Dr. Anna Adashinskaya (New Europe College, Romania)
Dr. Yuka Kadoi (CEU IAS, Hungary)
Dr. Peter Martens (CEU IAS, Hungary)
With a recent methodological shift from the conventional art history toward visual, cultural, and reception studies, the scholarship became increasingly aware of performative nature of visual arts and their ability to construct new meanings in course of interaction with the audience. As the new methodologies have turned attention to the relations between the images/spaces and their audiences, the immense political and social powers of the arts returned to the spotlight. In this context, one needs to re-think the traditional understanding of the relations between art and power in the pre-modern societies, taking into consideration the ability of arts to construct the social and political meanings through the interpretation of the aesthetic content by the audiences. Consequently, our workshop proposes to investigate the propaganda content and political uses of the arts in the Eastern Mediterranean on the new methodological grounds that have been developed over the past decades (visual and cultural studies, historical anthropology, reception studies, political analysis, transregional methodologies, etc.).
Focusing on the continuity and change in the social perception of images and spaces, we will analyze the role of the arts into shaping a political discourse and influencing public perception of power and authority. We propose the participants to explore the performative strategies applied by the power-holders and the dissidents to communicate with different social groups and the role of images and architectural spaces into propaganda, ideology-building, and legitimacy-proving. We aim to study these dynamic art-political practices in different parts of the Mediterranean and neighbouring regions.
As the art-power relations balanced between propaganda, censorship, dissent, public service and commercial profit, one may wonder to what extent artists freely and consciously set out to create, or involuntary fabricated the ordered objects, images, and spaces. So, the workshop will regard the problems including but not limited to:
- Artists’ contribution to the subject matter of their works
- The commissioners’ engagement into the process of artistic creation
- The criteria of visual and ideological perfection
- The vocabulary of power-related messages
- The strategies of the audience-engagement
To answer these and alike questions, we propose to look at the artworks themselves (their iconography, circumstances of commission and creation, their accessibility and usage) as well as at the related textual evidences such as contracts and purchase orders, ekphraseis and other forms of interpretation, graffiti and accompanying inscriptions, descriptions of the artworks’ use and beholding techniques. Analyzing these and other testimonies, the workshop proposes to explore how art was employed to promulgate the authorities (political or religious), effect political changes and respond to the ongoing social or religious transformations.

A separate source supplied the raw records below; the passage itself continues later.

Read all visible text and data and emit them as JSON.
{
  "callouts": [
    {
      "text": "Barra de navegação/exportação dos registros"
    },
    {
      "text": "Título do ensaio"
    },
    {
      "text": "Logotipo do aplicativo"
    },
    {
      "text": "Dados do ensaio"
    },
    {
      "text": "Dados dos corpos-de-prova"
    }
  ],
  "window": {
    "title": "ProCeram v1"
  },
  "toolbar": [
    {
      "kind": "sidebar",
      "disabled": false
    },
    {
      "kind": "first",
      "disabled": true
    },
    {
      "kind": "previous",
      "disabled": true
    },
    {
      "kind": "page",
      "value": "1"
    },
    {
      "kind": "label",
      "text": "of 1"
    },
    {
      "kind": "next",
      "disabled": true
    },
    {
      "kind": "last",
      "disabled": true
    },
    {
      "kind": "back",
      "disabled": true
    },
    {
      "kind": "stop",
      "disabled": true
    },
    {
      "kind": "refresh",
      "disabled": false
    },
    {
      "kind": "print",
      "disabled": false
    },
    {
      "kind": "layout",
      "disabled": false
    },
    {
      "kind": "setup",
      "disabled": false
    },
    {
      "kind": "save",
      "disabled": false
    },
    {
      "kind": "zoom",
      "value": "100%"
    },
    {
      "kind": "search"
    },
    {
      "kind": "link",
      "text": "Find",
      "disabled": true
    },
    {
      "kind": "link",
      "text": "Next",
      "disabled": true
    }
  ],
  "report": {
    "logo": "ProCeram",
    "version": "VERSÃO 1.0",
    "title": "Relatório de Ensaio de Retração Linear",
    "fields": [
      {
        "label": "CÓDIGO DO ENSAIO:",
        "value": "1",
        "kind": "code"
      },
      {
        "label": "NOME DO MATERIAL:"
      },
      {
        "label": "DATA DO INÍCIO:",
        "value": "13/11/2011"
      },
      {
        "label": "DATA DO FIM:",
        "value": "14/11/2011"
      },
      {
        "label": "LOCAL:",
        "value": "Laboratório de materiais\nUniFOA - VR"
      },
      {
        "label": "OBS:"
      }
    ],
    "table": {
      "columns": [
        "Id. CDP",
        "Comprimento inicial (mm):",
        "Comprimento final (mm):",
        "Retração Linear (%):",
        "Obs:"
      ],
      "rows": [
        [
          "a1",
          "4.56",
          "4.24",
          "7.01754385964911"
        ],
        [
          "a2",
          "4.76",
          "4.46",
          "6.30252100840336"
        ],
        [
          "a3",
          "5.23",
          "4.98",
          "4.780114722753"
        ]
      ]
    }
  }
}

It will also examine how the beholders approached a shared understanding of symbols and topics communicating the power-related ideas. Taking into consideration artistic mobility and multiculturalism of the region, we also suggest considering the engagement of artisans of foreign origin or different faith into the commissions celebrating power agents such as Greek mosaicists beautifying the Umayyad Mosque in Damascus.